What you are asked to do: Show every line below where "name" appears.

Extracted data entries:
____________

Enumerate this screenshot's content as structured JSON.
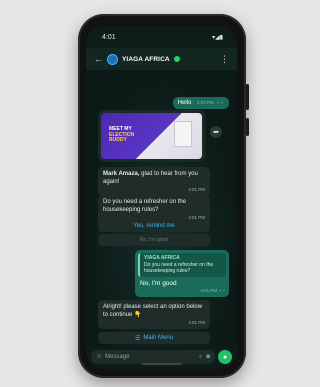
{
  "status_bar": {
    "time": "4:01",
    "indicators": "▾◢▮"
  },
  "header": {
    "back_icon": "←",
    "title": "YIAGA AFRICA",
    "menu_icon": "⋮"
  },
  "messages": {
    "hello": {
      "text": "Hello",
      "time": "4:00 PM",
      "ticks": "✓✓"
    },
    "image": {
      "line1": "Meet my",
      "line2": "Election",
      "line3": "Buddy"
    },
    "m1": {
      "bold": "Mark Amaza,",
      "text": " glad to hear from you again!",
      "time": "4:01 PM"
    },
    "m2": {
      "text": "Do you need a refresher on the housekeeping rules?",
      "time": "4:01 PM"
    },
    "quick_yes": "Yes, remind me",
    "quick_no": "No, I'm good",
    "reply": {
      "quote_sender": "YIAGA AFRICA",
      "quote_text": "Do you need a refresher on the housekeeping rules?",
      "text": "No, I'm good",
      "time": "4:01 PM",
      "ticks": "✓✓"
    },
    "m3": {
      "text": "Alright! please select an option below to continue 👇",
      "time": "4:01 PM"
    },
    "main_menu": "Main Menu",
    "main_menu_icon": "☰"
  },
  "input": {
    "placeholder": "Message",
    "emoji_icon": "☺",
    "attach_icon": "⌕",
    "camera_icon": "◙",
    "mic_icon": "●"
  },
  "colors": {
    "bubble_out": "#1a6b5a",
    "bubble_in": "#1f2c2a",
    "link": "#41b5e8",
    "accent_green": "#21c063"
  }
}
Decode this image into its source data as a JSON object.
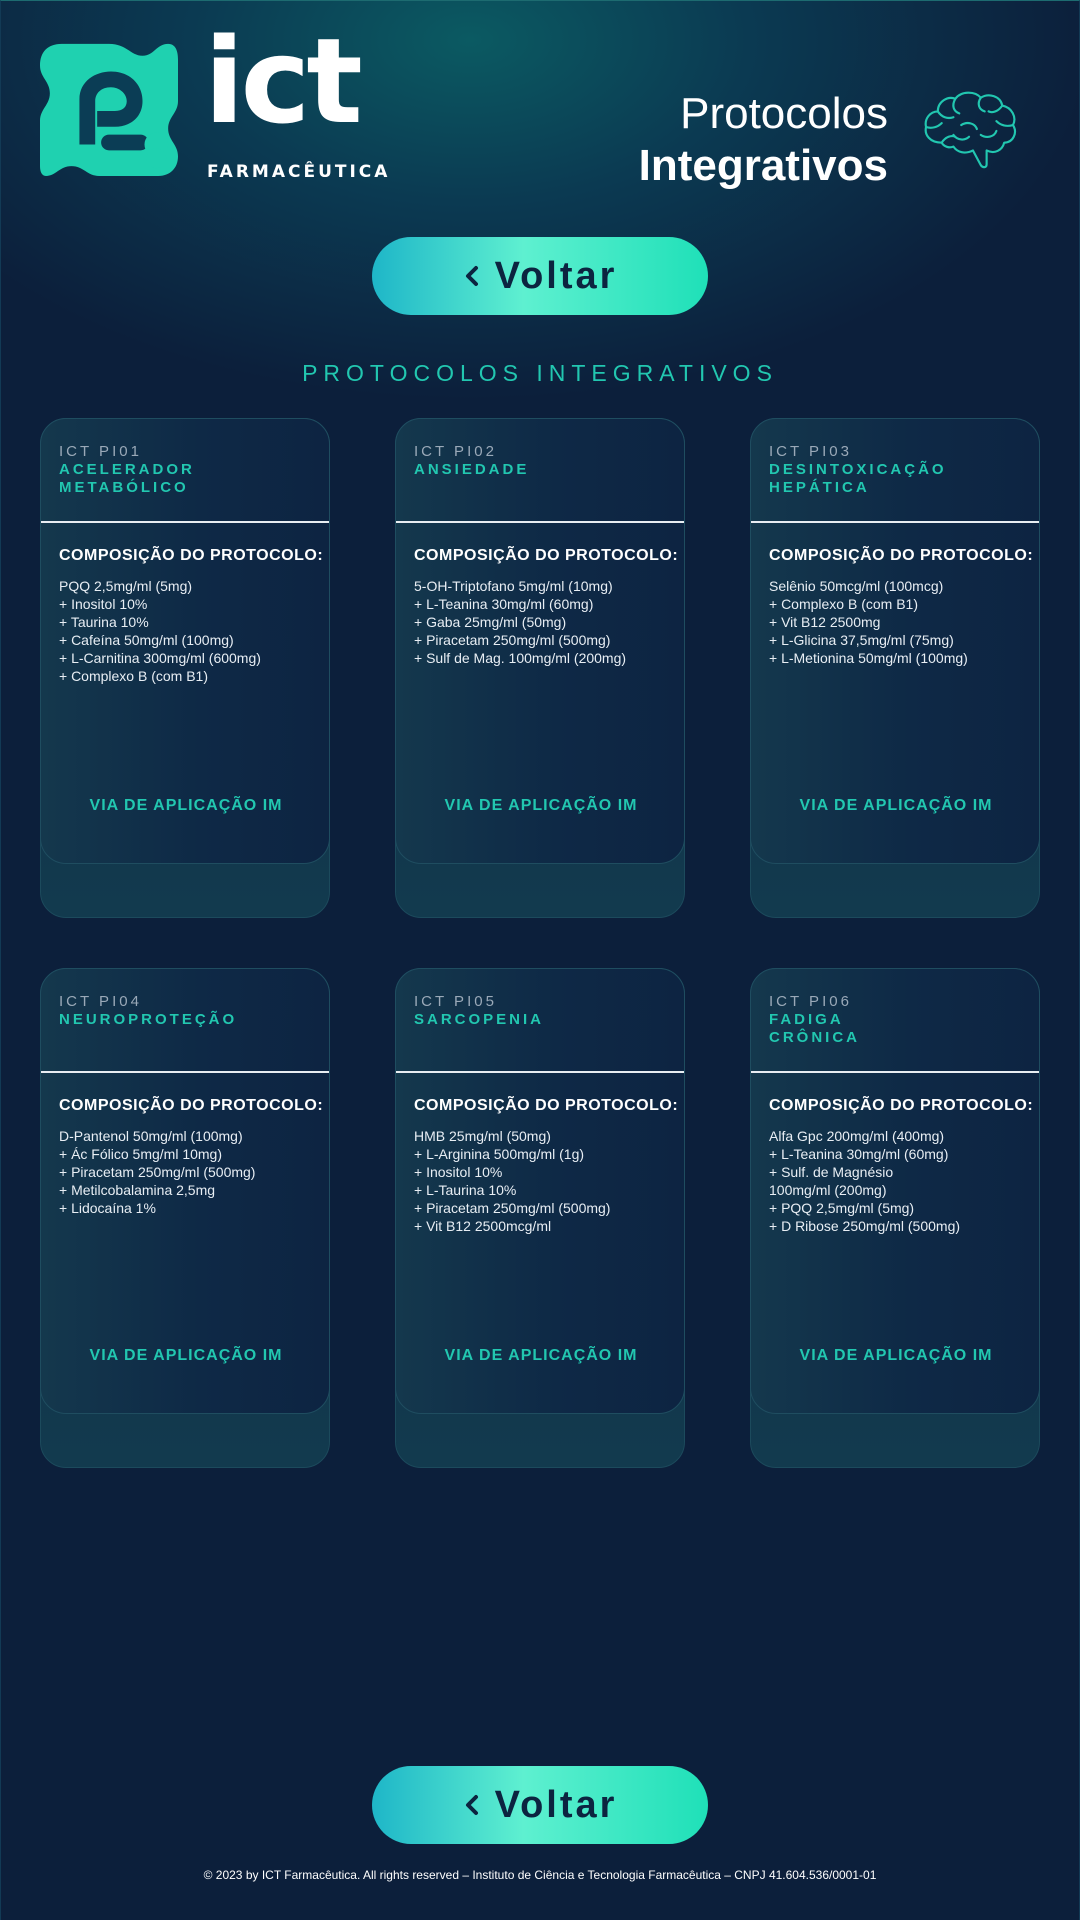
{
  "brand": {
    "name": "ict",
    "subtitle": "FARMACÊUTICA",
    "logo_color": "#1fd1b0"
  },
  "header": {
    "title_line1": "Protocolos",
    "title_line2": "Integrativos",
    "icon": "brain-icon"
  },
  "back_button": {
    "label": "Voltar",
    "icon": "chevron-left-icon"
  },
  "section_title": "PROTOCOLOS INTEGRATIVOS",
  "cards": [
    {
      "code": "ICT PI01",
      "name": "ACELERADOR\nMETABÓLICO",
      "composition_title": "COMPOSIÇÃO DO PROTOCOLO:",
      "items": [
        "PQQ 2,5mg/ml (5mg)",
        "+ Inositol 10%",
        "+ Taurina 10%",
        "+ Cafeína 50mg/ml (100mg)",
        "+ L-Carnitina 300mg/ml (600mg)",
        "+ Complexo B (com B1)"
      ],
      "route": "VIA DE APLICAÇÃO IM"
    },
    {
      "code": "ICT PI02",
      "name": "ANSIEDADE",
      "composition_title": "COMPOSIÇÃO DO PROTOCOLO:",
      "items": [
        "5-OH-Triptofano 5mg/ml (10mg)",
        "+ L-Teanina 30mg/ml (60mg)",
        "+ Gaba 25mg/ml (50mg)",
        "+ Piracetam 250mg/ml (500mg)",
        "+ Sulf de Mag. 100mg/ml (200mg)"
      ],
      "route": "VIA DE APLICAÇÃO IM"
    },
    {
      "code": "ICT PI03",
      "name": "DESINTOXICAÇÃO\nHEPÁTICA",
      "composition_title": "COMPOSIÇÃO DO PROTOCOLO:",
      "items": [
        "Selênio 50mcg/ml (100mcg)",
        "+ Complexo B (com B1)",
        "+ Vit B12 2500mg",
        "+ L-Glicina 37,5mg/ml (75mg)",
        "+ L-Metionina 50mg/ml (100mg)"
      ],
      "route": "VIA DE APLICAÇÃO IM"
    },
    {
      "code": "ICT PI04",
      "name": "NEUROPROTEÇÃO",
      "composition_title": "COMPOSIÇÃO DO PROTOCOLO:",
      "items": [
        "D-Pantenol 50mg/ml (100mg)",
        "+ Ác Fólico 5mg/ml 10mg)",
        "+ Piracetam 250mg/ml (500mg)",
        "+ Metilcobalamina 2,5mg",
        "+ Lidocaína 1%"
      ],
      "route": "VIA DE APLICAÇÃO IM"
    },
    {
      "code": "ICT PI05",
      "name": "SARCOPENIA",
      "composition_title": "COMPOSIÇÃO DO PROTOCOLO:",
      "items": [
        "HMB 25mg/ml (50mg)",
        "+ L-Arginina 500mg/ml (1g)",
        "+ Inositol 10%",
        "+ L-Taurina 10%",
        "+ Piracetam 250mg/ml (500mg)",
        "+ Vit B12 2500mcg/ml"
      ],
      "route": "VIA DE APLICAÇÃO IM"
    },
    {
      "code": "ICT PI06",
      "name": "FADIGA\nCRÔNICA",
      "composition_title": "COMPOSIÇÃO DO PROTOCOLO:",
      "items": [
        "Alfa Gpc 200mg/ml (400mg)",
        "+ L-Teanina 30mg/ml (60mg)",
        "+ Sulf. de Magnésio",
        "100mg/ml (200mg)",
        "+ PQQ 2,5mg/ml (5mg)",
        "+ D Ribose 250mg/ml (500mg)"
      ],
      "route": "VIA DE APLICAÇÃO IM"
    }
  ],
  "footer": "© 2023 by ICT Farmacêutica. All rights reserved – Instituto de Ciência e Tecnologia Farmacêutica – CNPJ 41.604.536/0001-01",
  "colors": {
    "background": "#0c1f3b",
    "accent": "#22c7b0",
    "button_gradient_start": "#1eb6c8",
    "button_gradient_end": "#1fe0b8"
  }
}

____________

Result for this exercise:
    "name": "ict",
      "name": "ACELERADOR\nMETABÓLICO",
      "name": "ANSIEDADE",
      "name": "DESINTOXICAÇÃO\nHEPÁTICA",
      "name": "NEUROPROTEÇÃO",
      "name": "SARCOPENIA",
      "name": "FADIGA\nCRÔNICA",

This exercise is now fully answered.